Picture this: You and your teammates are playing a basketball game. You’re in the midst of an intense match when all of a sudden, two of your teammates start to argue. You turn and yell at your teammates to stop fighting. They look at you and … well … just quit playing. What’s going on? you think to yourself. We’re leading and everyone is going to just stop playing?
Now, if you’re thinking That would never happen!—it did, but it wasn’t with human teammates. Every year, the Iditarod gathers the best mushers and their dogs to compete in a 1,000-mile trail sled dog race around Alaska. Although there are checkpoints throughout the race where teams can rest, the Iditarod tests the stamina and physical abilities of the teams throughout the very cold and grueling course.
Each team trains during the year for these conditions, but there are some things that even the best teams can’t anticipate. Take what happened to French musher Nicolas Petit, who was over 800 miles into the race when he yelled at Joey, one of his dogs, for fighting with another dog on the team. Instead of following Petit’s orders, Joey and the rest of the team of dogs decided to stop. It seems like Petit’s dogs weren’t too fond of him yelling at one of their teammates. So, after commanding a big lead, Petit watched several teams pass him by because his dogs went on strike and refused to go any further. Ultimately, Petit and his team “scratched” or pulled out of the race. Just goes to show, yelling isn’t exactly a problem solver—and in this case, it was a problem maker!
So who won the race? Veteran musher Pete Kaiser of Alaska. It’s his first Iditarod win, and he did it in nine days, twelve hours, thirty-nine minutes, and six seconds, with his dogs Marrow and Lucy leading the pack. Congratulations, Mr. Kaiser and team!

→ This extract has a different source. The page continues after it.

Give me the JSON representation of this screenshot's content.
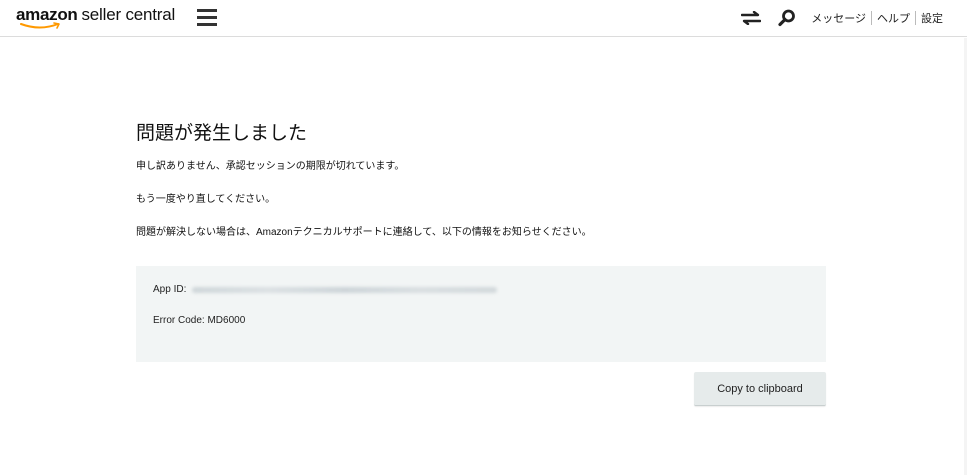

Instead of yelling, what would you have done to get Joey to stop fighting with his teammate? What are some good habits for working in a team?